- _INSTRUCTIONS TO FOLLOW_
Scan the listing below for "Studio", then report every line that has it.
══════════
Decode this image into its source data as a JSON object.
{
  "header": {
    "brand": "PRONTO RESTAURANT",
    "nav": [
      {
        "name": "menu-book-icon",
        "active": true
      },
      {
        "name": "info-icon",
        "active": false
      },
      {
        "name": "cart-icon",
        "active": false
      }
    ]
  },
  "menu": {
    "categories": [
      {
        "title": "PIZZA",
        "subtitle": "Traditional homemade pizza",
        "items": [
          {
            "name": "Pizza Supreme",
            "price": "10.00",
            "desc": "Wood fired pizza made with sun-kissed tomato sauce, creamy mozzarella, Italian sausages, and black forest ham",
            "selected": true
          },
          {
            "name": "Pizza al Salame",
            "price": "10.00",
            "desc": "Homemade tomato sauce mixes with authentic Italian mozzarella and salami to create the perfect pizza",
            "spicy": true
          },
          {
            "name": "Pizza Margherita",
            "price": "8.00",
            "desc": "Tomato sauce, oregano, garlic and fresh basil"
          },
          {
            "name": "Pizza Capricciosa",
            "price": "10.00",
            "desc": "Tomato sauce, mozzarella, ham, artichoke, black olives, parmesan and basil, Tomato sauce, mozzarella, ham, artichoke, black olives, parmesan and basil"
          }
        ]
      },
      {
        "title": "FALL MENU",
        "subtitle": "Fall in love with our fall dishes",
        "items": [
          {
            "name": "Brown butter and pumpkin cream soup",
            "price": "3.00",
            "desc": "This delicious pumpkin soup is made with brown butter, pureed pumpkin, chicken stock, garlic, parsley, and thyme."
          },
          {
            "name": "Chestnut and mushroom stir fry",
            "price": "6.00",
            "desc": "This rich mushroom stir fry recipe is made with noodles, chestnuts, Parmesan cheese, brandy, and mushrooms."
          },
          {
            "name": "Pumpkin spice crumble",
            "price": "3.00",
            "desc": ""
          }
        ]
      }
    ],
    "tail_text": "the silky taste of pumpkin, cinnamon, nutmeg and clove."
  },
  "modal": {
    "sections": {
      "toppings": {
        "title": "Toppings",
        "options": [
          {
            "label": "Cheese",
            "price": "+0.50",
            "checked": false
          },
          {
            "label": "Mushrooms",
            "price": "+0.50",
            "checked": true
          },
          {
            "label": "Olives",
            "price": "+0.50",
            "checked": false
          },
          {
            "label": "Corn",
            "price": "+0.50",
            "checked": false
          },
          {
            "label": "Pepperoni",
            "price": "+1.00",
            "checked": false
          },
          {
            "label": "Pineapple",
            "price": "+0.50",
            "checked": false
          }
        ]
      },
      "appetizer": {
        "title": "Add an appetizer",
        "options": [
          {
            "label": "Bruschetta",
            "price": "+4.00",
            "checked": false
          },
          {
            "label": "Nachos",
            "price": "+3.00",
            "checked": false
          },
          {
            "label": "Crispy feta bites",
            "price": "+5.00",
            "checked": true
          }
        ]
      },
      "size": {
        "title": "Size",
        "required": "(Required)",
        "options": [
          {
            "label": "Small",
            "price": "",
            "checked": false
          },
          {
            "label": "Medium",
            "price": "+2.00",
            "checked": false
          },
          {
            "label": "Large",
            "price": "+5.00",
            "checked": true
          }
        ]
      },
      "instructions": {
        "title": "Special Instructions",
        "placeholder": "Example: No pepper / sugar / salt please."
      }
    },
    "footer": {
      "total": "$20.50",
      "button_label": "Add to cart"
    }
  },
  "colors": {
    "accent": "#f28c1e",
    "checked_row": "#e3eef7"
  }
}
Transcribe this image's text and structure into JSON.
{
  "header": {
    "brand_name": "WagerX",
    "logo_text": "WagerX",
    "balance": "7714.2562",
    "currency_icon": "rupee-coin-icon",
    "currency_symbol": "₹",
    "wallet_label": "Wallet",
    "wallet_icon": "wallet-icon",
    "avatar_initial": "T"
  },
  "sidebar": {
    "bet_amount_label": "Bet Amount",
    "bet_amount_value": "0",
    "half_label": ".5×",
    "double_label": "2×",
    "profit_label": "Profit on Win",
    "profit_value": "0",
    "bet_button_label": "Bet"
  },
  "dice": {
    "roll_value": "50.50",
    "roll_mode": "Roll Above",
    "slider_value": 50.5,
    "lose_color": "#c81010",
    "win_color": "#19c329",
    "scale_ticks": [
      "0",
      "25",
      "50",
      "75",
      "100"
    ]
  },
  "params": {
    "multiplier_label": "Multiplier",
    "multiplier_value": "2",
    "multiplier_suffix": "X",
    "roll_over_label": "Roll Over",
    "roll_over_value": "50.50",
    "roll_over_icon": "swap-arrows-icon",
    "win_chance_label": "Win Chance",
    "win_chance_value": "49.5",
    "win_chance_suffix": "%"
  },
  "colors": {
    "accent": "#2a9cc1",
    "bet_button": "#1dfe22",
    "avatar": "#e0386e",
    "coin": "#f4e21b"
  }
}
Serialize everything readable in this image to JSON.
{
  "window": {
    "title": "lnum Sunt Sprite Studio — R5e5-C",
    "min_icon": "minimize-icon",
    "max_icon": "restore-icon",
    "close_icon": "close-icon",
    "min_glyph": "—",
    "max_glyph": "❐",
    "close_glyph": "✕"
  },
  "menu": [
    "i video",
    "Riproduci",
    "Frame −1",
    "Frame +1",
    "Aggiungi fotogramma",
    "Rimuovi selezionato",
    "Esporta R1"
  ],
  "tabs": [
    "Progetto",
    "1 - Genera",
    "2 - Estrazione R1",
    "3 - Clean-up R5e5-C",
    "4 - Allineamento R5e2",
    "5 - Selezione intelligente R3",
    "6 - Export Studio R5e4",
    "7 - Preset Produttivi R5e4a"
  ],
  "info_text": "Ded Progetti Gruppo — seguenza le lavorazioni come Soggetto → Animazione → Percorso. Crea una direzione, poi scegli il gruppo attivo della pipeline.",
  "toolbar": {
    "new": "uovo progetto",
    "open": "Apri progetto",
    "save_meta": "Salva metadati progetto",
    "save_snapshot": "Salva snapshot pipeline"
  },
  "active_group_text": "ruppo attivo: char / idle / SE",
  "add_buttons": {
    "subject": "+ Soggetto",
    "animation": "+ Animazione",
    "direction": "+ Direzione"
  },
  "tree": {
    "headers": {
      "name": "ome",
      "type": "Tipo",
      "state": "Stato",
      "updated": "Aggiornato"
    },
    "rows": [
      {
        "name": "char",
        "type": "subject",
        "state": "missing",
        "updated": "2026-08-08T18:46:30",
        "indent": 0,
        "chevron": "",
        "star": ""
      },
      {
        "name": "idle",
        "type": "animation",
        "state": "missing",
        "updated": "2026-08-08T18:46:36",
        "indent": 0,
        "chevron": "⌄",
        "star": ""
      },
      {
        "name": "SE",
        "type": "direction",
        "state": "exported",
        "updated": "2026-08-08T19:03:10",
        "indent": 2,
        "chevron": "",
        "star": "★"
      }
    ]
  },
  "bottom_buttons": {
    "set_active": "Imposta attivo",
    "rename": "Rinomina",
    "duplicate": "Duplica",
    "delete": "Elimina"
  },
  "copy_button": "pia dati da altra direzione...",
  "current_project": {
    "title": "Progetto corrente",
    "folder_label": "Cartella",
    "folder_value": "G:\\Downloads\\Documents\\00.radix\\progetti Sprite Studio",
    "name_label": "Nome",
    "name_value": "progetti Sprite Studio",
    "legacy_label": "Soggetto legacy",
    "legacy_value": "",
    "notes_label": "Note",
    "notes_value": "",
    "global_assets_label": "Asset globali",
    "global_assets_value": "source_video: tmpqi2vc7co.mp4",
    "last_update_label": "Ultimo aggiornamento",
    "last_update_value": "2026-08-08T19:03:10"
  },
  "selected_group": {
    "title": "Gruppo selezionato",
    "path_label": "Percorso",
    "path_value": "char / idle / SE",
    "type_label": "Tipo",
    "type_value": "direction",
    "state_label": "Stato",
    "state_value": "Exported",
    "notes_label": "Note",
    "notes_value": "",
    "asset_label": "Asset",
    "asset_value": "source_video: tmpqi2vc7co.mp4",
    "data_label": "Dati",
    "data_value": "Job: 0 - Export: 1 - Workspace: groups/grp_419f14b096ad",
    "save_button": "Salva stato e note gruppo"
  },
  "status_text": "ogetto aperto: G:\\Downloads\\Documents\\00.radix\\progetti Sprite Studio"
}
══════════
- _RESPONSE AREA_
    "title": "lnum Sunt Sprite Studio — R5e5-C",
    "6 - Export Studio R5e4",
    "folder_value": "G:\\Downloads\\Documents\\00.radix\\progetti Sprite Studio",
    "name_value": "progetti Sprite Studio",
  "status_text": "ogetto aperto: G:\\Downloads\\Documents\\00.radix\\progetti Sprite Studio"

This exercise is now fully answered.